--- DATA EXTRACT Enclosed Below ---

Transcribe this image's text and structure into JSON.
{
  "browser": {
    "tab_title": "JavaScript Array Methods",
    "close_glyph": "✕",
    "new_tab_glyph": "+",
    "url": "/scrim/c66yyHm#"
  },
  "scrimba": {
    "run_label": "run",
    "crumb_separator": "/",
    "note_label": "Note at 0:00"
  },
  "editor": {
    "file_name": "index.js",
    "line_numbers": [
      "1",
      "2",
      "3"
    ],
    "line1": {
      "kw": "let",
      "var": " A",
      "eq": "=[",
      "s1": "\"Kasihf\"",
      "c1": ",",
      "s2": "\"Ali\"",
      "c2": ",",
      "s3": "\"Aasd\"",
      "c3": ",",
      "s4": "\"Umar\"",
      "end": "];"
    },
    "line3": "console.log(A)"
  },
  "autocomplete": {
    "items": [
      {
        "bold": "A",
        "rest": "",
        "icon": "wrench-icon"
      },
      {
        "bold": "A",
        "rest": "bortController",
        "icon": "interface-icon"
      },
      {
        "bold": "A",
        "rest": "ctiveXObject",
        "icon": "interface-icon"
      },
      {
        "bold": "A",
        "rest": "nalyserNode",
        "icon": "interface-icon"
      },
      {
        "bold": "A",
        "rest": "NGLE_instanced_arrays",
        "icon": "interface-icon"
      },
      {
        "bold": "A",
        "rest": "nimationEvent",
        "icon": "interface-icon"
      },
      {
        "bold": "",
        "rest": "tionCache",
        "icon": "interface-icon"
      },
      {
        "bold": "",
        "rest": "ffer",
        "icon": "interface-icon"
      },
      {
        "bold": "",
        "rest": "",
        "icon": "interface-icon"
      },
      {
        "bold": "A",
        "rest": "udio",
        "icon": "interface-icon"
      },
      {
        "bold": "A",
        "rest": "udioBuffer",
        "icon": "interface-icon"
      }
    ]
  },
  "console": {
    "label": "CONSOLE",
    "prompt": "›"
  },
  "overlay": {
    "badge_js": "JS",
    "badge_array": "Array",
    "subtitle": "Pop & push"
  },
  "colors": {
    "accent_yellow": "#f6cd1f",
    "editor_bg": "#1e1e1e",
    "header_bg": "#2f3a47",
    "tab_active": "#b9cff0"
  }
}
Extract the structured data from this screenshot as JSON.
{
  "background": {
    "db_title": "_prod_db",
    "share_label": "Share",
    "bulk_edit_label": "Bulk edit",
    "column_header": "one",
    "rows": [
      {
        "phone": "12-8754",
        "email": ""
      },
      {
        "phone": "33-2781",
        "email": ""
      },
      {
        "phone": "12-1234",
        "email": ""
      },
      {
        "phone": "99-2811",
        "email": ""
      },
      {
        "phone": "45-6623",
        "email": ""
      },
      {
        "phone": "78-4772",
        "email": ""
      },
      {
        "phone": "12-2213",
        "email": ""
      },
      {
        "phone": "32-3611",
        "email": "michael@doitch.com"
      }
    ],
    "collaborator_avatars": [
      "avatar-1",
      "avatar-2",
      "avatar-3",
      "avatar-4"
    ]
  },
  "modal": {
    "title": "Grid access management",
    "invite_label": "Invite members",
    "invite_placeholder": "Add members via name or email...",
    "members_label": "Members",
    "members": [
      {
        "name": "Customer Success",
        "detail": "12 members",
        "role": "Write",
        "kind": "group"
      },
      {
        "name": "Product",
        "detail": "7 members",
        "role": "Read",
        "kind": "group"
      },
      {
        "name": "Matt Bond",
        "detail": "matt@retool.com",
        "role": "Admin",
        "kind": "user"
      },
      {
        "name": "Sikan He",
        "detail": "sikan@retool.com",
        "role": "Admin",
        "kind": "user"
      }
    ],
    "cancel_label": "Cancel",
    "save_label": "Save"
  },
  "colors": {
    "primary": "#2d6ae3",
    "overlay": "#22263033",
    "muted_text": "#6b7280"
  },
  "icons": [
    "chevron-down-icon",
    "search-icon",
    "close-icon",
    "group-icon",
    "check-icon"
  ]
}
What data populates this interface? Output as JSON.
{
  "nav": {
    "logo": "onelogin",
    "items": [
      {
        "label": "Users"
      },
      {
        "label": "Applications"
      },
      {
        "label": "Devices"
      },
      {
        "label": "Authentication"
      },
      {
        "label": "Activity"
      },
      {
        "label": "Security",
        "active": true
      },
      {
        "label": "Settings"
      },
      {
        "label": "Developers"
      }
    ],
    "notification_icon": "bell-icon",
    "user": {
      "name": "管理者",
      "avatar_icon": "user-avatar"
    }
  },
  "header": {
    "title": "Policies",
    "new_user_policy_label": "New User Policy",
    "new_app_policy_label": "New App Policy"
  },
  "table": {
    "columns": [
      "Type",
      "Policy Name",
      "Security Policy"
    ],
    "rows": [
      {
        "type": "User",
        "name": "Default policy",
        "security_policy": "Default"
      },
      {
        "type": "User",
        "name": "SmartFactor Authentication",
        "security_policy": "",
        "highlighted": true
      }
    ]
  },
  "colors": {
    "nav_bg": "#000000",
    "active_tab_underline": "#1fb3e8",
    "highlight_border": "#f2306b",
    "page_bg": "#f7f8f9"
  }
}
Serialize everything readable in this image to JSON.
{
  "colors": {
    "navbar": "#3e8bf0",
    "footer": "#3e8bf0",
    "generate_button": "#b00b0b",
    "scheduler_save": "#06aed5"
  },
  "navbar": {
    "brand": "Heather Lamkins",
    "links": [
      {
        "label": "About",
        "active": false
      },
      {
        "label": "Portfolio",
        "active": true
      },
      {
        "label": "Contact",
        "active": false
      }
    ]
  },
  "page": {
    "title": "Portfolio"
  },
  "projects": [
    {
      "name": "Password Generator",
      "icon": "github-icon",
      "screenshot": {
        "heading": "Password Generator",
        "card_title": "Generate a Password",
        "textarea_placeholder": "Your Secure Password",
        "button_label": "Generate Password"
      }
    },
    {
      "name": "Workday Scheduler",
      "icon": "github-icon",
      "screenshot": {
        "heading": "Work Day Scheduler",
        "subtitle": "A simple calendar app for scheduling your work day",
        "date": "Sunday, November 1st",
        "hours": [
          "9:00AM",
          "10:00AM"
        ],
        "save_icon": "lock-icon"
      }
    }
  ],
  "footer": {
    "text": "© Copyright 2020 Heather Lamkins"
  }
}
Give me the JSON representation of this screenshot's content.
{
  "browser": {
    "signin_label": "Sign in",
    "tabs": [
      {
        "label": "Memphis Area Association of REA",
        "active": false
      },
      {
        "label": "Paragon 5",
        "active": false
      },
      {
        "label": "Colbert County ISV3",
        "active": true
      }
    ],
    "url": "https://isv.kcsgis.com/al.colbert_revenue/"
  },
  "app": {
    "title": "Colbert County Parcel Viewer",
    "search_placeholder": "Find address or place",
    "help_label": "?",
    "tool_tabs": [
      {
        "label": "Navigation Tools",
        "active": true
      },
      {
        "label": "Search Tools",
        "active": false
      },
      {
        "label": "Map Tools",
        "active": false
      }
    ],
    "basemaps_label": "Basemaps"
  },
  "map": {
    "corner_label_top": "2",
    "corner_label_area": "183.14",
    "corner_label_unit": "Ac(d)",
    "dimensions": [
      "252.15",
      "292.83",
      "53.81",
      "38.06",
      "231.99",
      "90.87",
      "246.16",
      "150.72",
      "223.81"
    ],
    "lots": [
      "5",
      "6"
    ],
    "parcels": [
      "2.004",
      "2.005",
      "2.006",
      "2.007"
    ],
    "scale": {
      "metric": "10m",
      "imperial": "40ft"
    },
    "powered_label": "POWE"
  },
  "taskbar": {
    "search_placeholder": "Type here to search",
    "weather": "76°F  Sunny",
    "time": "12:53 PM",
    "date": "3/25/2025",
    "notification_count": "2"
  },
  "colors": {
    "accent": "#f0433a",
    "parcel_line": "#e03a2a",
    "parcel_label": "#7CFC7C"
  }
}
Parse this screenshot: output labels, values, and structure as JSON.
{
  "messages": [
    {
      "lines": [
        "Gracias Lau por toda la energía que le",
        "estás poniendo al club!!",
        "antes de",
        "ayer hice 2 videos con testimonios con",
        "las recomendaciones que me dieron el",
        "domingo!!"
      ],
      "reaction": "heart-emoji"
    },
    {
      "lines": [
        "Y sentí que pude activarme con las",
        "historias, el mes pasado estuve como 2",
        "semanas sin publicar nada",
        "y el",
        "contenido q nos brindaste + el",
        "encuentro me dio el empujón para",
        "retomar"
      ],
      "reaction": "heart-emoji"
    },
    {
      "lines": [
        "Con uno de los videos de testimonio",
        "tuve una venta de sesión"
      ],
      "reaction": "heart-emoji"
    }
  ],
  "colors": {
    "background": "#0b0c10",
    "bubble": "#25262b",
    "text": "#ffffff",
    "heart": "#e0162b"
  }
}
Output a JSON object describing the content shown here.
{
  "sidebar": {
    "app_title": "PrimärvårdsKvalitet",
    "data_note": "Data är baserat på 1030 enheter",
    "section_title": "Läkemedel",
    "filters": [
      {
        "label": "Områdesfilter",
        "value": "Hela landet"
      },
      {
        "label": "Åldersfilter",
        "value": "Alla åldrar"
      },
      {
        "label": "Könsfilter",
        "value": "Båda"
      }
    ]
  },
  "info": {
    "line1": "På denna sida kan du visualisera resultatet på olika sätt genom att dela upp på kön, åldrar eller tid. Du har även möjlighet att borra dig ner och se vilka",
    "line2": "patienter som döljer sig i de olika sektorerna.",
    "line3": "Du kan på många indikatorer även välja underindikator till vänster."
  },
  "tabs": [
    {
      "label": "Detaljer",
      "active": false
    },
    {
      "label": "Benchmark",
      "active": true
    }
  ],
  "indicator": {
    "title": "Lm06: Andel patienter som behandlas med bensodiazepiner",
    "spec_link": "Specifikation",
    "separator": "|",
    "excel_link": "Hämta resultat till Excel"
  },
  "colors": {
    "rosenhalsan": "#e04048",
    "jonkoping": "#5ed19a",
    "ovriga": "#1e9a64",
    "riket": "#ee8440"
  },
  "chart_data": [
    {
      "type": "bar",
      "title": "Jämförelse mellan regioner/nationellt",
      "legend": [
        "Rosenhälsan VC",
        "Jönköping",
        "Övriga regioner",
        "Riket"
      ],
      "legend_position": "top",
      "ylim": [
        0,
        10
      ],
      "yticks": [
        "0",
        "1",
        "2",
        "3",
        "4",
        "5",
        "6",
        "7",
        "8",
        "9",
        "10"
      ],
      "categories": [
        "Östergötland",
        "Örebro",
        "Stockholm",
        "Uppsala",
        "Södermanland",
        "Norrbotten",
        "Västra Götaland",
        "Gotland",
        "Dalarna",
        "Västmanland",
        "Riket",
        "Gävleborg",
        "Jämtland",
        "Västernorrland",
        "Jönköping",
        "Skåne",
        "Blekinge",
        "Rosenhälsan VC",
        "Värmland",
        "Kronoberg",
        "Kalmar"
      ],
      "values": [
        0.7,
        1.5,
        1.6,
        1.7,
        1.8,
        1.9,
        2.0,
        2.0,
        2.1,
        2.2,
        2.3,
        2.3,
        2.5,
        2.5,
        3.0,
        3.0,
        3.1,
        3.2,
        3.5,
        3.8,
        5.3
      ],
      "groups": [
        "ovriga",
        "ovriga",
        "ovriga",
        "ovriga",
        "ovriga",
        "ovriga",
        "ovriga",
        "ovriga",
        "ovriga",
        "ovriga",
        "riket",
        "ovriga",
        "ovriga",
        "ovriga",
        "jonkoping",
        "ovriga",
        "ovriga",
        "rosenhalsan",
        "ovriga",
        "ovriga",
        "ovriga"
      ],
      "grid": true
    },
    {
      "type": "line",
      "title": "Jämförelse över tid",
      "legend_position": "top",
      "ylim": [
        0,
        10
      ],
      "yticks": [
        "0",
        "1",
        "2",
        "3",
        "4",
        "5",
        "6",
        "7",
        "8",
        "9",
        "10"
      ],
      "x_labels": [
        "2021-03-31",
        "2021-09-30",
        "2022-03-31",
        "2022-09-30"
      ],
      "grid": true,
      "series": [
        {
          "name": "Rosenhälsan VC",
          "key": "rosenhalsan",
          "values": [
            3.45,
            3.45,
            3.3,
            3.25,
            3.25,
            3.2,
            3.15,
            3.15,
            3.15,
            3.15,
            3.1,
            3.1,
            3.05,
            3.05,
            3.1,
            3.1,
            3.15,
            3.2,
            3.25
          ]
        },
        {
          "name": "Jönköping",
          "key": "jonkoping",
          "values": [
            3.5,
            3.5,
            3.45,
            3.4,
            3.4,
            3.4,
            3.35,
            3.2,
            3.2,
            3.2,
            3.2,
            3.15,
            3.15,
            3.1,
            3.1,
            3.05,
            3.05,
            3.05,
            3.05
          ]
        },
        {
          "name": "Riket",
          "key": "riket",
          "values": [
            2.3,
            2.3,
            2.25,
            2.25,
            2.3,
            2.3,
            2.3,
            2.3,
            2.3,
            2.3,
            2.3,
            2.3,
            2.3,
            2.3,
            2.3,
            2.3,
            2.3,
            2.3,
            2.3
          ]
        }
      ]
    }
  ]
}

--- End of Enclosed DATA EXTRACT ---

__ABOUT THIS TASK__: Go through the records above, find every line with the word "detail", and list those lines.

__SOLUTION__:
        "detail": "12 members",
        "detail": "7 members",
        "detail": "matt@retool.com",
        "detail": "sikan@retool.com",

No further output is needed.